→ Exercise objective: Among the entries below, find the lines with the word "this" and copy them.

→ Records for the exercise:
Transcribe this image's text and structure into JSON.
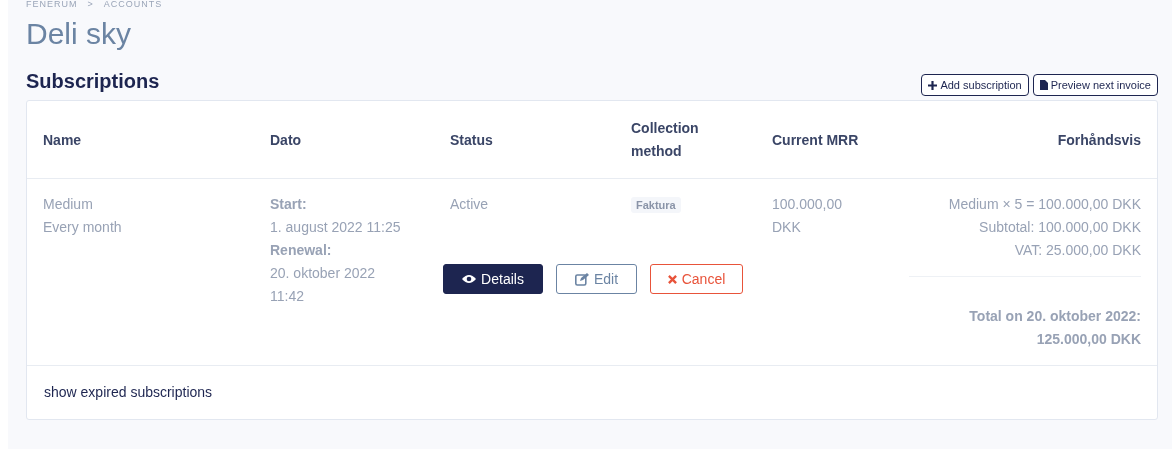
{
  "breadcrumb": [
    "FENERUM",
    ">",
    "ACCOUNTS"
  ],
  "title": "Deli sky",
  "section": {
    "title": "Subscriptions",
    "actions": [
      {
        "kind": "add",
        "label": "Add subscription"
      },
      {
        "kind": "preview",
        "label": "Preview next invoice"
      }
    ]
  },
  "table": {
    "columns": [
      "Name",
      "Dato",
      "Status",
      "Collection method",
      "Current MRR",
      "Forhåndsvis"
    ],
    "rows": [
      {
        "dimmed": true,
        "name": "Medium",
        "interval": "Every month",
        "start_label": "Start:",
        "start": "1. august 2022 11:25",
        "renewal_label": "Renewal:",
        "renewal": "20. oktober 2022 11:42",
        "status": "Active",
        "collection_method": "Faktura",
        "mrr": "100.000,00 DKK",
        "preview_lines": [
          "Medium × 5 = 100.000,00 DKK",
          "Subtotal: 100.000,00 DKK",
          "VAT: 25.000,00 DKK"
        ],
        "total": "Total on 20. oktober 2022: 125.000,00 DKK",
        "buttons": [
          {
            "kind": "details",
            "label": "Details"
          },
          {
            "kind": "edit",
            "label": "Edit"
          },
          {
            "kind": "cancel",
            "label": "Cancel"
          }
        ]
      }
    ]
  },
  "footer_link": "show expired subscriptions"
}
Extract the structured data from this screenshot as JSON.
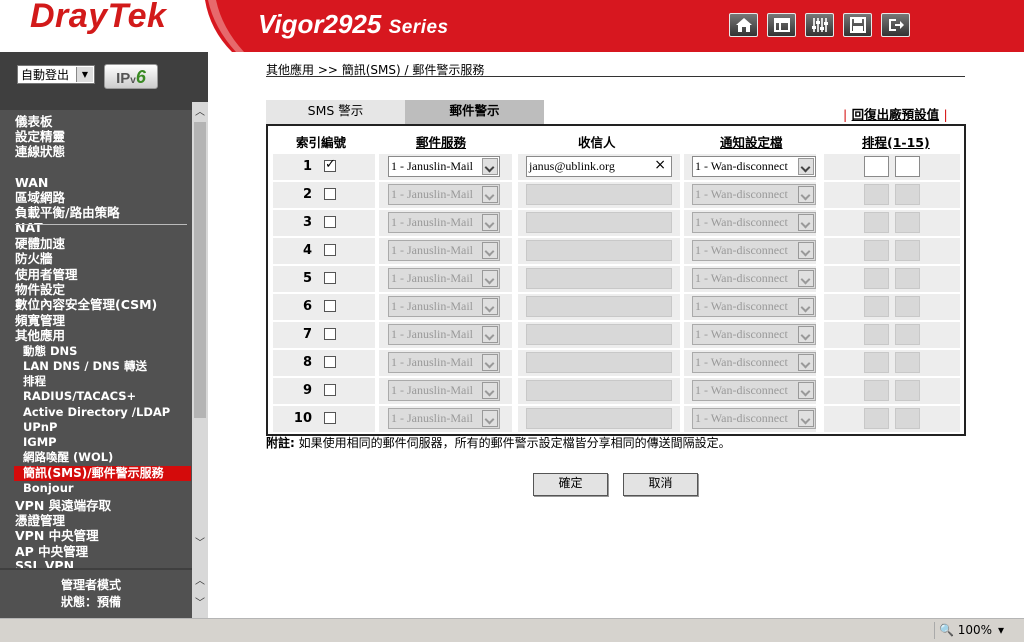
{
  "header": {
    "brand": "DrayTek",
    "model": "Vigor2925",
    "series": "Series",
    "icons": [
      "home-icon",
      "quick-start-icon",
      "settings-sliders-icon",
      "save-icon",
      "logout-icon"
    ]
  },
  "sidebar": {
    "logout_select": "自動登出",
    "ipv6_label_ip": "IP",
    "ipv6_label_v": "v",
    "ipv6_label_6": "6",
    "items": [
      {
        "label": "儀表板",
        "kind": "grp"
      },
      {
        "label": "設定精靈",
        "kind": "grp"
      },
      {
        "label": "連線狀態",
        "kind": "grp"
      },
      {
        "label": "WAN",
        "kind": "grp"
      },
      {
        "label": "區域網路",
        "kind": "grp"
      },
      {
        "label": "負載平衡/路由策略",
        "kind": "grp"
      },
      {
        "label": "NAT",
        "kind": "grp"
      },
      {
        "label": "硬體加速",
        "kind": "grp"
      },
      {
        "label": "防火牆",
        "kind": "grp"
      },
      {
        "label": "使用者管理",
        "kind": "grp"
      },
      {
        "label": "物件設定",
        "kind": "grp"
      },
      {
        "label": "數位內容安全管理(CSM)",
        "kind": "grp"
      },
      {
        "label": "頻寬管理",
        "kind": "grp"
      },
      {
        "label": "其他應用",
        "kind": "grp"
      },
      {
        "label": "動態 DNS",
        "kind": "sub"
      },
      {
        "label": "LAN DNS / DNS 轉送",
        "kind": "sub"
      },
      {
        "label": "排程",
        "kind": "sub"
      },
      {
        "label": "RADIUS/TACACS+",
        "kind": "sub"
      },
      {
        "label": "Active Directory /LDAP",
        "kind": "sub"
      },
      {
        "label": "UPnP",
        "kind": "sub"
      },
      {
        "label": "IGMP",
        "kind": "sub"
      },
      {
        "label": "網路喚醒 (WOL)",
        "kind": "sub"
      },
      {
        "label": "簡訊(SMS)/郵件警示服務",
        "kind": "hl"
      },
      {
        "label": "Bonjour",
        "kind": "sub"
      },
      {
        "label": "VPN 與遠端存取",
        "kind": "grp"
      },
      {
        "label": "憑證管理",
        "kind": "grp"
      },
      {
        "label": "VPN 中央管理",
        "kind": "grp"
      },
      {
        "label": "AP 中央管理",
        "kind": "grp"
      },
      {
        "label": "SSL VPN",
        "kind": "grp"
      }
    ],
    "admin_mode": "管理者模式",
    "status": "狀態：預備"
  },
  "main": {
    "breadcrumb": "其他應用 >> 簡訊(SMS) / 郵件警示服務",
    "tabs": [
      {
        "label": "SMS 警示",
        "active": false
      },
      {
        "label": "郵件警示",
        "active": true
      }
    ],
    "restore_default": "回復出廠預設值",
    "columns": {
      "index": "索引編號",
      "mail_service": "郵件服務",
      "recipient": "收信人",
      "notify_profile": "通知設定檔",
      "schedule": "排程(1-15)"
    },
    "rows": [
      {
        "index": "1",
        "checked": true,
        "mail_service": "1 - Januslin-Mail",
        "recipient": "janus@ublink.org",
        "notify_profile": "1 - Wan-disconnect",
        "enabled": true
      },
      {
        "index": "2",
        "checked": false,
        "mail_service": "1 - Januslin-Mail",
        "recipient": "",
        "notify_profile": "1 - Wan-disconnect",
        "enabled": false
      },
      {
        "index": "3",
        "checked": false,
        "mail_service": "1 - Januslin-Mail",
        "recipient": "",
        "notify_profile": "1 - Wan-disconnect",
        "enabled": false
      },
      {
        "index": "4",
        "checked": false,
        "mail_service": "1 - Januslin-Mail",
        "recipient": "",
        "notify_profile": "1 - Wan-disconnect",
        "enabled": false
      },
      {
        "index": "5",
        "checked": false,
        "mail_service": "1 - Januslin-Mail",
        "recipient": "",
        "notify_profile": "1 - Wan-disconnect",
        "enabled": false
      },
      {
        "index": "6",
        "checked": false,
        "mail_service": "1 - Januslin-Mail",
        "recipient": "",
        "notify_profile": "1 - Wan-disconnect",
        "enabled": false
      },
      {
        "index": "7",
        "checked": false,
        "mail_service": "1 - Januslin-Mail",
        "recipient": "",
        "notify_profile": "1 - Wan-disconnect",
        "enabled": false
      },
      {
        "index": "8",
        "checked": false,
        "mail_service": "1 - Januslin-Mail",
        "recipient": "",
        "notify_profile": "1 - Wan-disconnect",
        "enabled": false
      },
      {
        "index": "9",
        "checked": false,
        "mail_service": "1 - Januslin-Mail",
        "recipient": "",
        "notify_profile": "1 - Wan-disconnect",
        "enabled": false
      },
      {
        "index": "10",
        "checked": false,
        "mail_service": "1 - Januslin-Mail",
        "recipient": "",
        "notify_profile": "1 - Wan-disconnect",
        "enabled": false
      }
    ],
    "note_label": "附註:",
    "note_text": " 如果使用相同的郵件伺服器，所有的郵件警示設定檔皆分享相同的傳送間隔設定。",
    "ok_button": "確定",
    "cancel_button": "取消"
  },
  "statusbar": {
    "zoom": "100%"
  },
  "colors": {
    "brand_red": "#d21a1a",
    "highlight": "#d40b0b",
    "sidebar": "#515151"
  }
}
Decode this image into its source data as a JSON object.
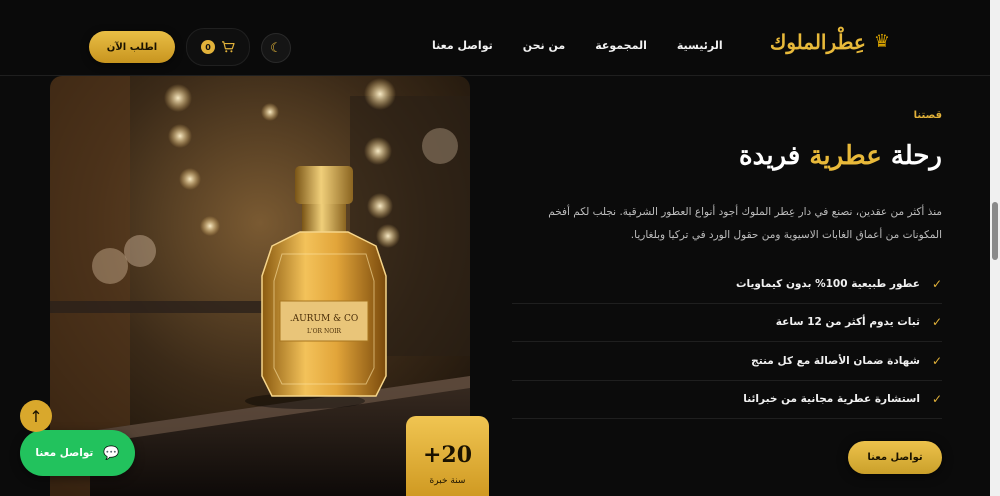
{
  "header": {
    "logo_text": "عِطْرالملوك",
    "logo_icon": "crown-icon",
    "nav": [
      {
        "label": "الرئيسية"
      },
      {
        "label": "المجموعة"
      },
      {
        "label": "من نحن"
      },
      {
        "label": "تواصل معنا"
      }
    ],
    "theme_icon": "moon-icon",
    "cart_count": "0",
    "order_button": "اطلب الآن"
  },
  "hero": {
    "bottle_label_line1": "AURUM & CO.",
    "bottle_label_line2": "L'OR NOIR",
    "years_number": "+20",
    "years_label": "سنة خبرة"
  },
  "story": {
    "eyebrow": "قصتنا",
    "title_part1": "رحلة ",
    "title_accent": "عطرية",
    "title_part2": " فريدة",
    "description": "منذ أكثر من عقدين، نصنع في دار عِطر الملوك أجود أنواع العطور الشرقية. نجلب لكم أفخم المكونات من أعماق الغابات الاسيوية ومن حقول الورد في تركيا وبلغاريا.",
    "features": [
      {
        "text": "عطور طبيعية 100% بدون كيماويات"
      },
      {
        "text": "ثبات يدوم أكثر من 12 ساعة"
      },
      {
        "text": "شهادة ضمان الأصالة مع كل منتج"
      },
      {
        "text": "استشارة عطرية مجانية من خبرائنا"
      }
    ],
    "check_symbol": "✓",
    "contact_button": "تواصل معنا"
  },
  "floating": {
    "scroll_top_symbol": "↑",
    "whatsapp_label": "تواصل معنا"
  },
  "colors": {
    "gold": "#e2b23a",
    "background": "#0b0b0b",
    "whatsapp_green": "#22c25d"
  }
}
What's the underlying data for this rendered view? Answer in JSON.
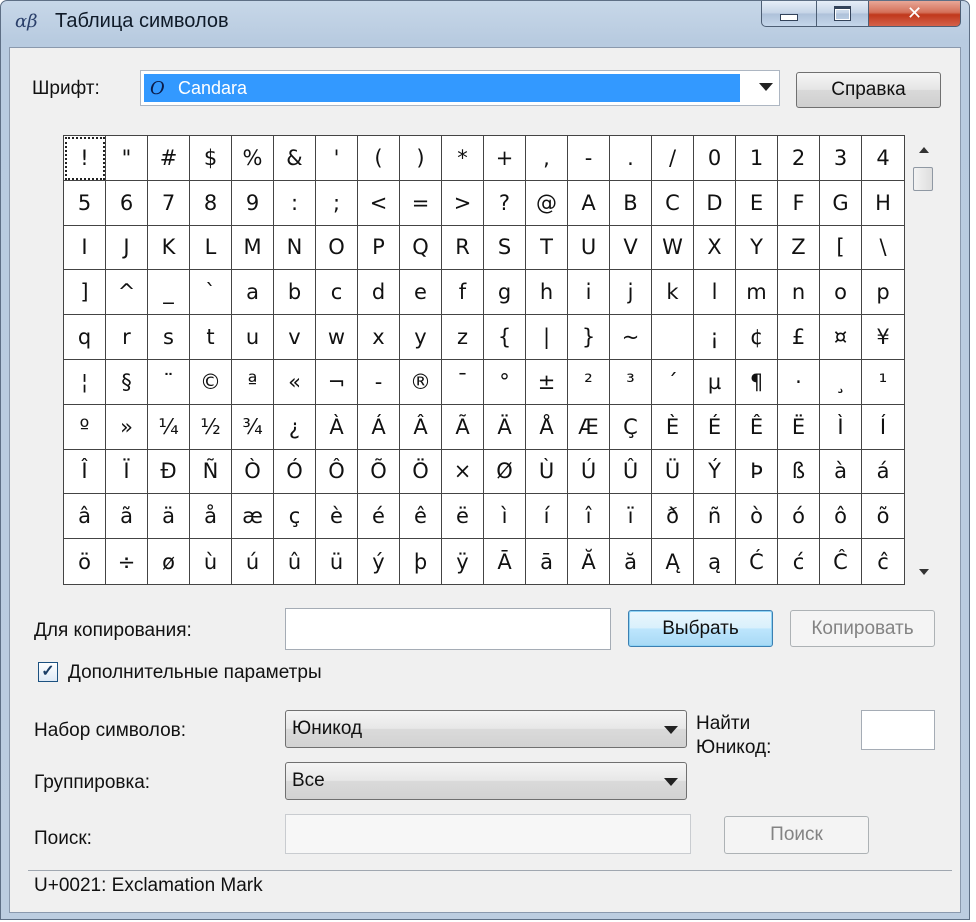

→ Exercise response:
Transcribe this image's text and structure into JSON.
Extract the structured data from this screenshot as JSON.
Decode this image into its source data as a JSON object.
What's the underlying data for this rendered view? Answer in JSON.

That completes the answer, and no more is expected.